=== THE PROBLEM ===
Below is a listing. Copy each line of it that holds the word "User角色".

=== DATASET EXCERPTS ===
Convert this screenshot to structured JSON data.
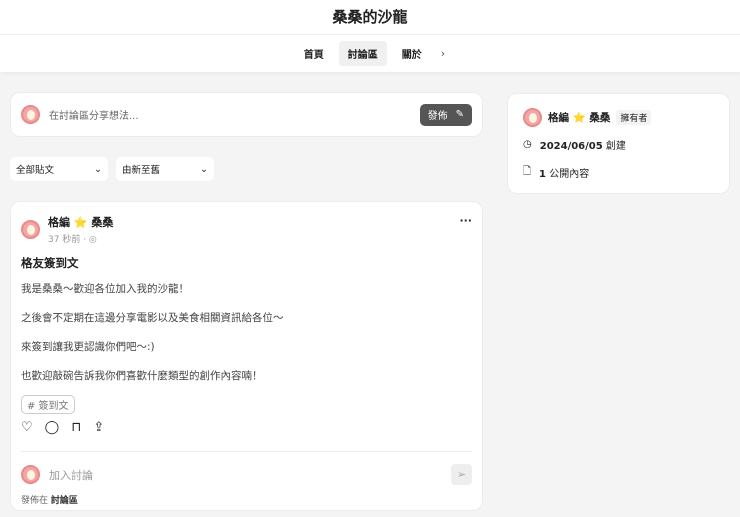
{
  "header": {
    "title": "桑桑的沙龍"
  },
  "nav": {
    "tabs": [
      "首頁",
      "討論區",
      "關於"
    ],
    "active": "討論區"
  },
  "composer": {
    "placeholder": "在討論區分享想法...",
    "publish": "發佈"
  },
  "filters": {
    "type": "全部貼文",
    "sort": "由新至舊"
  },
  "post": {
    "author_prefix": "格編",
    "author_name": "桑桑",
    "time": "37 秒前",
    "title": "格友簽到文",
    "paragraphs": [
      "我是桑桑～歡迎各位加入我的沙龍！",
      "之後會不定期在這邊分享電影以及美食相關資訊給各位～",
      "來簽到讓我更認識你們吧～:)",
      "也歡迎敲碗告訴我你們喜歡什麼類型的創作內容喃！"
    ],
    "tag": "# 簽到文",
    "reply_placeholder": "加入討論",
    "posted_in_label": "發佈在",
    "posted_in": "討論區"
  },
  "sidebar": {
    "owner_prefix": "格編",
    "owner_name": "桑桑",
    "badge": "擁有者",
    "created_date": "2024/06/05",
    "created_label": "創建",
    "public_count": "1",
    "public_label": "公開內容"
  }
}
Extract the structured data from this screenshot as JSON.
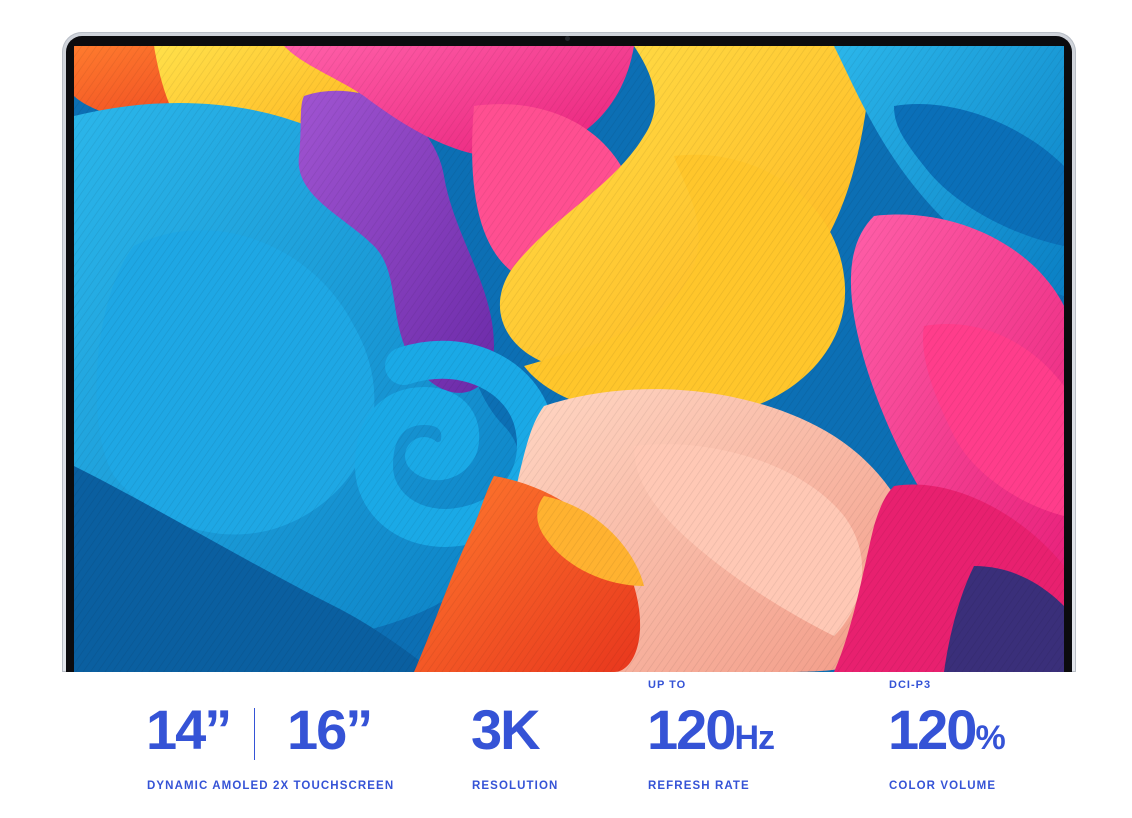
{
  "colors": {
    "accent": "#3553d6",
    "background": "#ffffff",
    "bezel": "#d6d9df"
  },
  "hero": {
    "image": "abstract-colorful-swirl-wallpaper"
  },
  "specs": {
    "size": {
      "value_a": "14”",
      "value_b": "16”",
      "caption": "DYNAMIC AMOLED 2X TOUCHSCREEN"
    },
    "resolution": {
      "value": "3K",
      "caption": "RESOLUTION"
    },
    "refresh": {
      "kicker": "UP TO",
      "value": "120",
      "unit": "Hz",
      "caption": "REFRESH RATE"
    },
    "color": {
      "kicker": "DCI-P3",
      "value": "120",
      "unit": "%",
      "caption": "COLOR VOLUME"
    }
  }
}
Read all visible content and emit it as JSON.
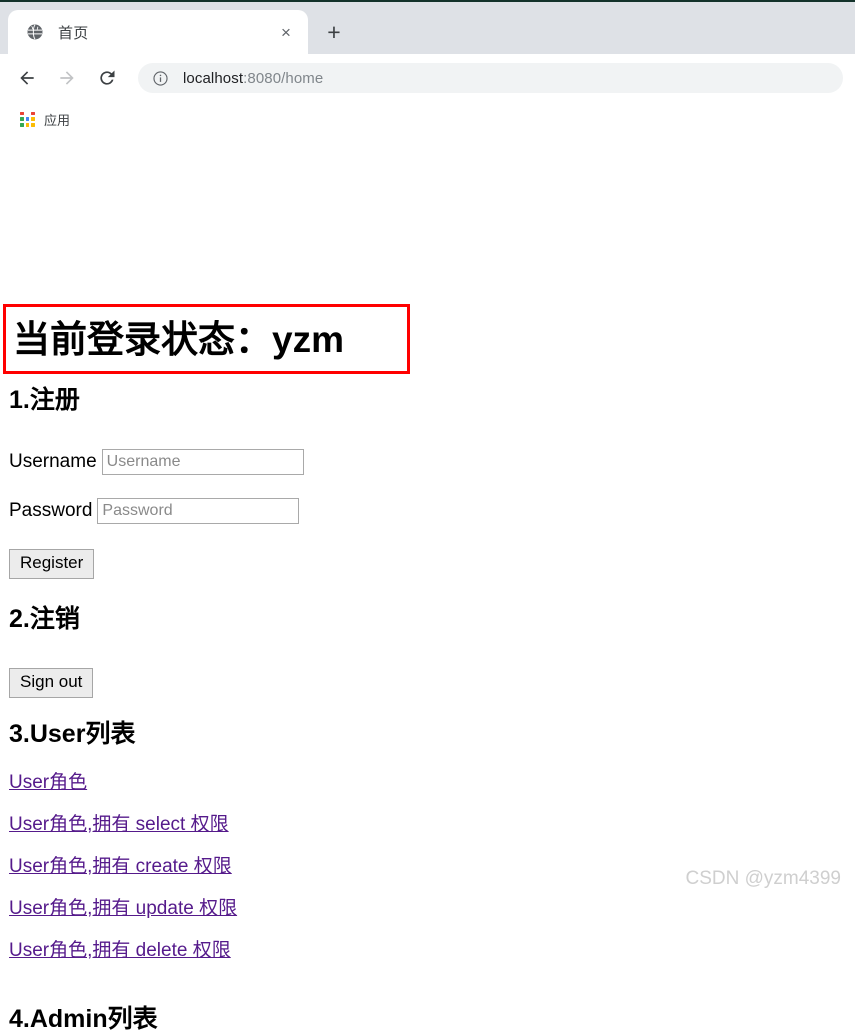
{
  "browser": {
    "tab": {
      "title": "首页",
      "favicon_icon": "globe-icon",
      "close_icon": "×"
    },
    "new_tab_icon": "+",
    "nav": {
      "back_icon": "arrow-left-icon",
      "forward_icon": "arrow-right-icon",
      "reload_icon": "reload-icon"
    },
    "omnibox": {
      "info_icon": "info-circle-icon",
      "url_host": "localhost",
      "url_rest": ":8080/home"
    },
    "bookmarks": {
      "apps_icon": "apps-grid-icon",
      "apps_label": "应用",
      "apps_colors": [
        "#ea4335",
        "#ffffff",
        "#ea4335",
        "#34a853",
        "#4285f4",
        "#fbbc05",
        "#34a853",
        "#fbbc05",
        "#fbbc05"
      ]
    }
  },
  "page": {
    "status": {
      "text": "当前登录状态：yzm",
      "border_color": "#ff0000"
    },
    "sections": {
      "register_heading": "1.注册",
      "signout_heading": "2.注销",
      "userlist_heading": "3.User列表",
      "adminlist_heading": "4.Admin列表"
    },
    "form": {
      "username_label": "Username",
      "username_placeholder": "Username",
      "username_value": "",
      "password_label": "Password",
      "password_placeholder": "Password",
      "password_value": "",
      "register_button": "Register",
      "signout_button": "Sign out"
    },
    "user_links": [
      {
        "text": "User角色"
      },
      {
        "text": "User角色,拥有 select 权限"
      },
      {
        "text": "User角色,拥有 create 权限"
      },
      {
        "text": "User角色,拥有 update 权限"
      },
      {
        "text": "User角色,拥有 delete 权限"
      }
    ],
    "link_color": "#551a8b",
    "watermark": "CSDN @yzm4399"
  }
}
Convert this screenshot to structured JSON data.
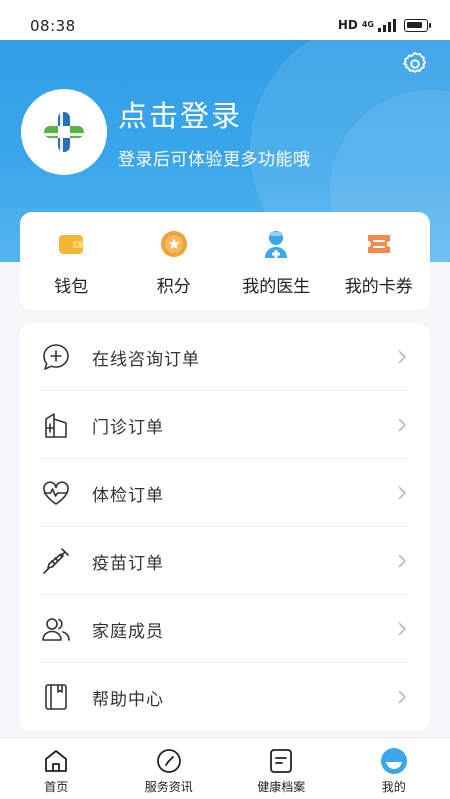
{
  "status_bar": {
    "time": "08:38",
    "hd": "HD",
    "network": "4G"
  },
  "profile": {
    "title": "点击登录",
    "subtitle": "登录后可体验更多功能哦"
  },
  "quick_actions": [
    {
      "label": "钱包",
      "icon": "wallet-icon",
      "color": "#f5b731"
    },
    {
      "label": "积分",
      "icon": "points-star-icon",
      "color": "#f2a03d"
    },
    {
      "label": "我的医生",
      "icon": "doctor-icon",
      "color": "#3ba7ea"
    },
    {
      "label": "我的卡券",
      "icon": "coupon-icon",
      "color": "#f48a4d"
    }
  ],
  "menu": [
    {
      "label": "在线咨询订单",
      "icon": "chat-plus-icon"
    },
    {
      "label": "门诊订单",
      "icon": "hospital-icon"
    },
    {
      "label": "体检订单",
      "icon": "heart-pulse-icon"
    },
    {
      "label": "疫苗订单",
      "icon": "syringe-icon"
    },
    {
      "label": "家庭成员",
      "icon": "family-members-icon"
    },
    {
      "label": "帮助中心",
      "icon": "help-book-icon"
    }
  ],
  "tabbar": [
    {
      "label": "首页",
      "icon": "home-icon"
    },
    {
      "label": "服务资讯",
      "icon": "compass-icon"
    },
    {
      "label": "健康档案",
      "icon": "health-record-icon"
    },
    {
      "label": "我的",
      "icon": "profile-icon",
      "active": true
    }
  ],
  "colors": {
    "header": "#2f9be5",
    "accent": "#3ba7ea",
    "logo_blue": "#2b6fb6",
    "logo_green": "#5bb342"
  }
}
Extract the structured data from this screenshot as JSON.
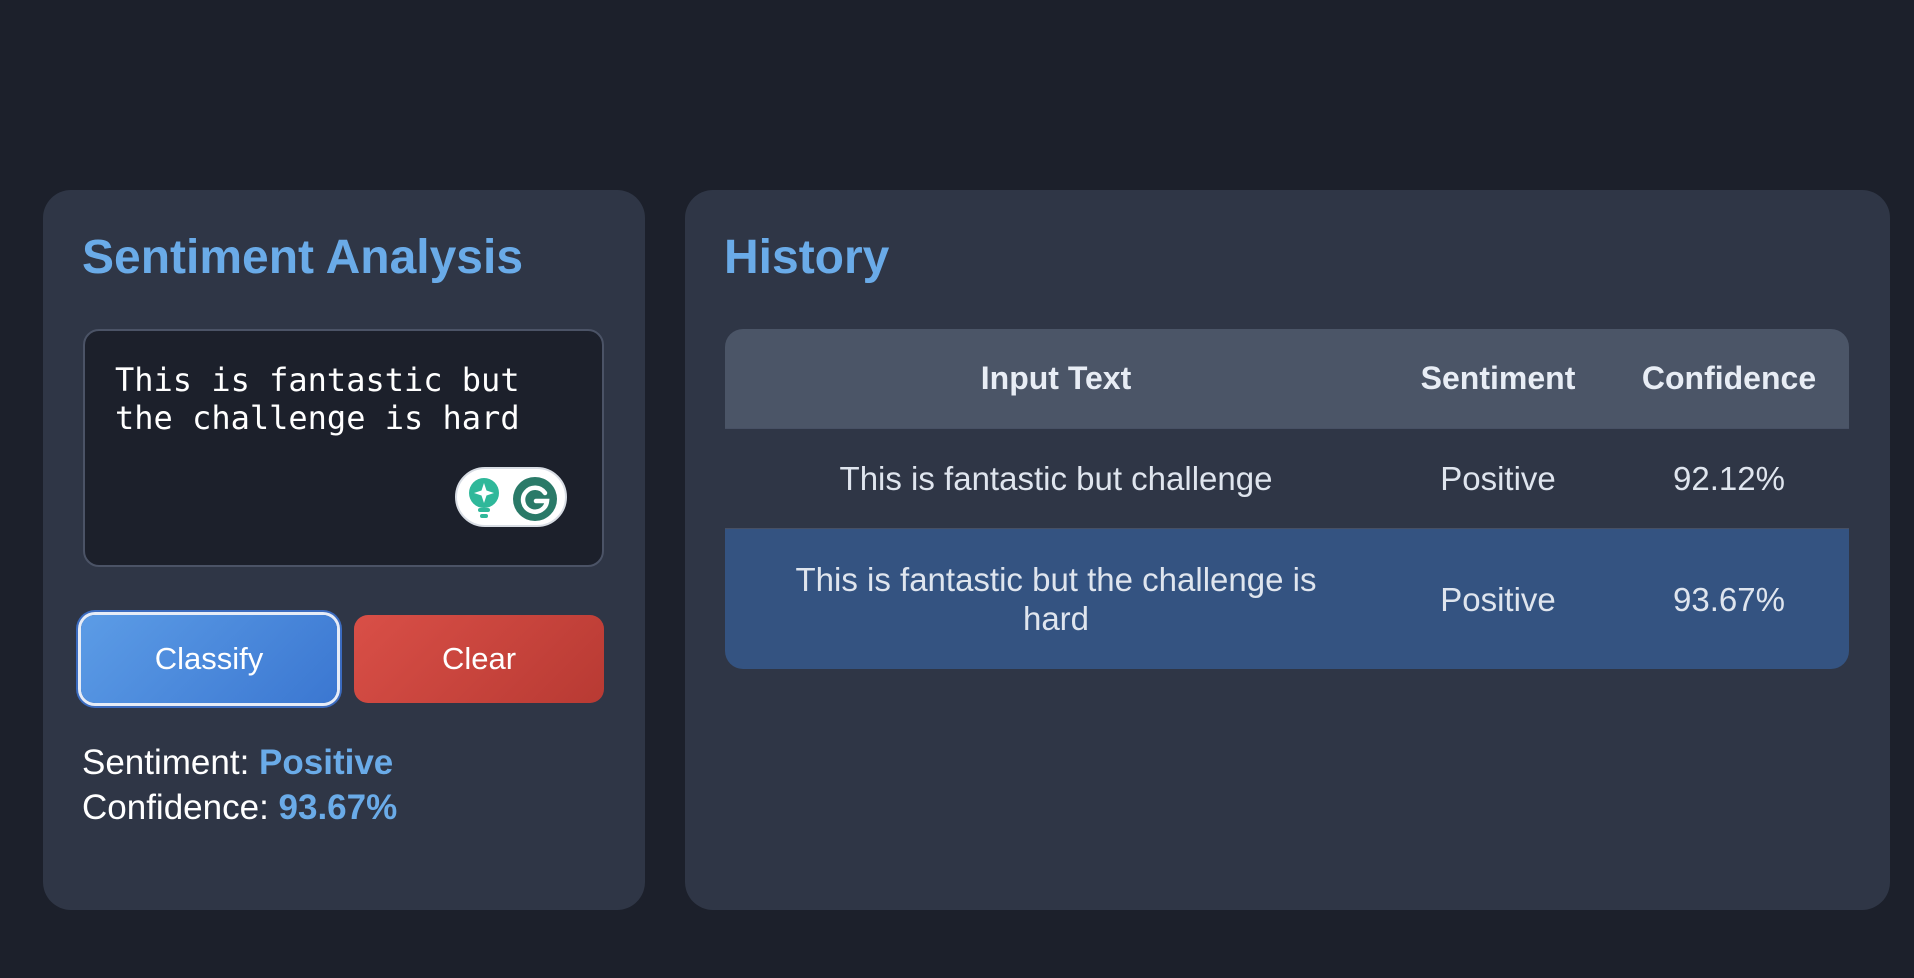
{
  "sentiment_panel": {
    "title": "Sentiment Analysis",
    "input_value": "This is fantastic but\nthe challenge is hard",
    "classify_label": "Classify",
    "clear_label": "Clear",
    "sentiment_label": "Sentiment: ",
    "sentiment_value": "Positive",
    "confidence_label": "Confidence: ",
    "confidence_value": "93.67%"
  },
  "grammarly_widget": {
    "icons": [
      "lightbulb-icon",
      "grammarly-g-icon"
    ]
  },
  "history_panel": {
    "title": "History",
    "columns": [
      "Input Text",
      "Sentiment",
      "Confidence"
    ],
    "rows": [
      {
        "text": "This is fantastic but challenge",
        "sentiment": "Positive",
        "confidence": "92.12%"
      },
      {
        "text": "This is fantastic but the challenge is hard",
        "sentiment": "Positive",
        "confidence": "93.67%"
      }
    ]
  },
  "colors": {
    "background": "#1c202b",
    "card": "#2f3646",
    "accent": "#6aabe8",
    "classify": "#4a88dc",
    "clear": "#cc4740",
    "selected_row": "#345381"
  }
}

=== SOLUTION TO THIS PROBLEM ===
        "text": "User角色"
        "text": "User角色,拥有 select 权限"
        "text": "User角色,拥有 create 权限"
        "text": "User角色,拥有 update 权限"
        "text": "User角色,拥有 delete 权限"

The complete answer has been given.